Janssen and Shaughnessy open their own establishment, but Janssen soon gets rid of his partner by bilking him. Next, Janssen marries Foster, a Broadway actress, but he gives her very little of himself and spends most of his nights out with his pals. Janssen hates O'Herlihy, a childhood enemy, who

is now with the police department and on the take. He wants to get even with O'Herlihy on several counts and persuades Rooney, another old friend, to reveal O'Herlihy's history of taking bribes to a local newspaper. Rooney is killed for his efforts and Janssen senses that O'Herlihy was behind the

murder. He enlists attorney Wynn to help investigate the case; and O'Herlihy is tried, convicted, and executed. Janssen's star rises, but his domestic life crumbles as Foster leaves him. He will stop at nothing to get his way and is eventually murdered while playing poker in a hotel room. All his

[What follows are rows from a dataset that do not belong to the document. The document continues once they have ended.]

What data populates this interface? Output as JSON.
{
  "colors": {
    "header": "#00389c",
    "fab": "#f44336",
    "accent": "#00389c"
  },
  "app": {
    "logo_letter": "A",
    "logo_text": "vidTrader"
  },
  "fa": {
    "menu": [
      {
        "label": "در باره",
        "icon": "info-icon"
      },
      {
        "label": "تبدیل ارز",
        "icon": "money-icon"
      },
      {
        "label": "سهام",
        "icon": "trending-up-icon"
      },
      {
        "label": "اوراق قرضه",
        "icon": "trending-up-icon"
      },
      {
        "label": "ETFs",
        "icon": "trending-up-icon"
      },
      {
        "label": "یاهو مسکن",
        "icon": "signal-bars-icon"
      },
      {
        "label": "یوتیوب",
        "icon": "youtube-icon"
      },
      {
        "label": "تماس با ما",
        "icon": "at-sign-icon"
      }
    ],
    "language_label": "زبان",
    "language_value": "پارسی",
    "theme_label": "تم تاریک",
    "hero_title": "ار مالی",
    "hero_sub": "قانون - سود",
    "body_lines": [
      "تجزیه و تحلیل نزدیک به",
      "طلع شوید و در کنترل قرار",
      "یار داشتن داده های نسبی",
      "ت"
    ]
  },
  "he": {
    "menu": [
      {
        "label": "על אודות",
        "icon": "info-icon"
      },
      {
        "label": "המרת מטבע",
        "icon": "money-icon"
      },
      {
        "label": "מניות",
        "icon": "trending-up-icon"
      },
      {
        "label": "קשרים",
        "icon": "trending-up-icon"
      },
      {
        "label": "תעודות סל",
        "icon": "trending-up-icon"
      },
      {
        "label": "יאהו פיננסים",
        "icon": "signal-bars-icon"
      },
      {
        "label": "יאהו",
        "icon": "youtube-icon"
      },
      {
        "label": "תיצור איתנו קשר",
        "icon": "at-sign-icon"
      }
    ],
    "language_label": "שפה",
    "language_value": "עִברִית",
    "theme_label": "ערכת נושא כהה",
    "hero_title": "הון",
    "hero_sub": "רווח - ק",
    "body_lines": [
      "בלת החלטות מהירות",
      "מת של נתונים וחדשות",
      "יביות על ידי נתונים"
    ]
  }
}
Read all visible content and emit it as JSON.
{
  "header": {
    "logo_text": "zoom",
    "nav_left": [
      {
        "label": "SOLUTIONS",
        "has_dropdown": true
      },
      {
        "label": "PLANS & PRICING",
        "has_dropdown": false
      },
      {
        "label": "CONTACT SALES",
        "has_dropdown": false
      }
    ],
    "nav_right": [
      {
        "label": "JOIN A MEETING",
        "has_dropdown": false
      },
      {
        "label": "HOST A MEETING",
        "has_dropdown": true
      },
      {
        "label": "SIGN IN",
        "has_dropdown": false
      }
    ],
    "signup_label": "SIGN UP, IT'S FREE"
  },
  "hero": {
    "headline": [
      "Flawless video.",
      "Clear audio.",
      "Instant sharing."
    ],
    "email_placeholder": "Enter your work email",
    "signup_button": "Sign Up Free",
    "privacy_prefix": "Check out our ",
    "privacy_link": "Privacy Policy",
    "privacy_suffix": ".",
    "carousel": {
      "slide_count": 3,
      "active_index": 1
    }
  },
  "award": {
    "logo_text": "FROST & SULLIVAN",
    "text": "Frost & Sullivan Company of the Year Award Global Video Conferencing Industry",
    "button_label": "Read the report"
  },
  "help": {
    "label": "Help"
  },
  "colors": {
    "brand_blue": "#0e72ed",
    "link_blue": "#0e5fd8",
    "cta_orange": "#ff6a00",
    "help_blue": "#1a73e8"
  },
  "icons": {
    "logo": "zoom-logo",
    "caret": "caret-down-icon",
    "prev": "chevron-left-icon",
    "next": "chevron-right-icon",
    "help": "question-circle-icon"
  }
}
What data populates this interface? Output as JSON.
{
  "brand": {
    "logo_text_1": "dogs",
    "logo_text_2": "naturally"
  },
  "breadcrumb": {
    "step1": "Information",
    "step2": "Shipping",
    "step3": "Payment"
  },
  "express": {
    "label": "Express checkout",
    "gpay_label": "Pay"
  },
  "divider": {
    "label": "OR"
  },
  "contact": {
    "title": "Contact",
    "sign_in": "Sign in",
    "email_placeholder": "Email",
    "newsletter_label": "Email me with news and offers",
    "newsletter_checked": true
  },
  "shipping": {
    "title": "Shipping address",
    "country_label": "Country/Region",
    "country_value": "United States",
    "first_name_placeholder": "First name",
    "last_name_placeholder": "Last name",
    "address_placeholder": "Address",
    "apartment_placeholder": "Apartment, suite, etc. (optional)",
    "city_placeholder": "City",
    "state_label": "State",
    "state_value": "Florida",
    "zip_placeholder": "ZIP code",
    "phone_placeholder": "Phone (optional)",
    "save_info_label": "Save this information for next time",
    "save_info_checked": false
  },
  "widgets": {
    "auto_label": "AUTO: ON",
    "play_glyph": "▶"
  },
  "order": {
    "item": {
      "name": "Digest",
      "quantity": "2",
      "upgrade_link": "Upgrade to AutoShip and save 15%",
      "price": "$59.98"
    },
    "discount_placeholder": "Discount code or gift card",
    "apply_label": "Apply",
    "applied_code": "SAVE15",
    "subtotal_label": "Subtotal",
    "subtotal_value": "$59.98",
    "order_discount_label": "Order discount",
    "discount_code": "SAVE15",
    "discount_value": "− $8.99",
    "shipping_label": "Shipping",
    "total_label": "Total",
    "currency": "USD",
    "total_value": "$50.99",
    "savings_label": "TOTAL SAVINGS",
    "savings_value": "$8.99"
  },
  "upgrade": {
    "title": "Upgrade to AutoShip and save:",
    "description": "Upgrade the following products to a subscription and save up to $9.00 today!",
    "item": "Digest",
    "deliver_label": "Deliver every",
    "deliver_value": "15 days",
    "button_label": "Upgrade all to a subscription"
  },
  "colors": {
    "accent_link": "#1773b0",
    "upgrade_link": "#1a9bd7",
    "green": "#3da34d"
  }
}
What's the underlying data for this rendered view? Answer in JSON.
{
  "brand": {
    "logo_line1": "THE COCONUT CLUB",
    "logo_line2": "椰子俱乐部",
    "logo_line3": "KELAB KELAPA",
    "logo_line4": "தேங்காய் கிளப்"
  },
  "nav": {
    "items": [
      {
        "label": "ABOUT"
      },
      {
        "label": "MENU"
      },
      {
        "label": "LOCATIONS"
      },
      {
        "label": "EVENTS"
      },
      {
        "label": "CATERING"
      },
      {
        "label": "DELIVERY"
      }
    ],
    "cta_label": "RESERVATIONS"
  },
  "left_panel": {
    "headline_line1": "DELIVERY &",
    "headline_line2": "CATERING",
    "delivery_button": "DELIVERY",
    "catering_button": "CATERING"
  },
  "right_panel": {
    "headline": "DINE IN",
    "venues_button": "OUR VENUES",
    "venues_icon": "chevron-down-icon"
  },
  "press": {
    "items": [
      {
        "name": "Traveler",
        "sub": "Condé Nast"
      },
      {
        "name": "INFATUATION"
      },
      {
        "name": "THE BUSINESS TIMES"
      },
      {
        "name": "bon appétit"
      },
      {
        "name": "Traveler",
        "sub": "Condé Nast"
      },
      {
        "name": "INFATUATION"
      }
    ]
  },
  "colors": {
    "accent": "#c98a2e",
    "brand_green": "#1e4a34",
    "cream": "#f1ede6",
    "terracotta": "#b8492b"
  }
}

life, the gambler had never been dealt a royal flush, but that's his final hand when the professional killers gun him down.

What's missing from the movie is Rothstein's alleged involvement in the Black Sox scandal of 1919, as well as several other of his most famous scams. There's no question that Rothstein was a villain, buut he was one of a kind, and, although they do an "A" job for a "B" movie, one wishes there

might have been greater depth in the portrayal. That shallowness was not Janssen's fault. Rooney does the standout performance in a small but effective role.

Cast & Details See all »

  • Rating: NR
  • Review: The true story of Arnold Rothstein has yet to be made as a movie, but this will have to suffice until that day dawns. Based on Leo Katcher's The Big Bankroll, this movie bites off more than it can chew, in that Rothstein's life was so full that one movie c… (more)

Show More »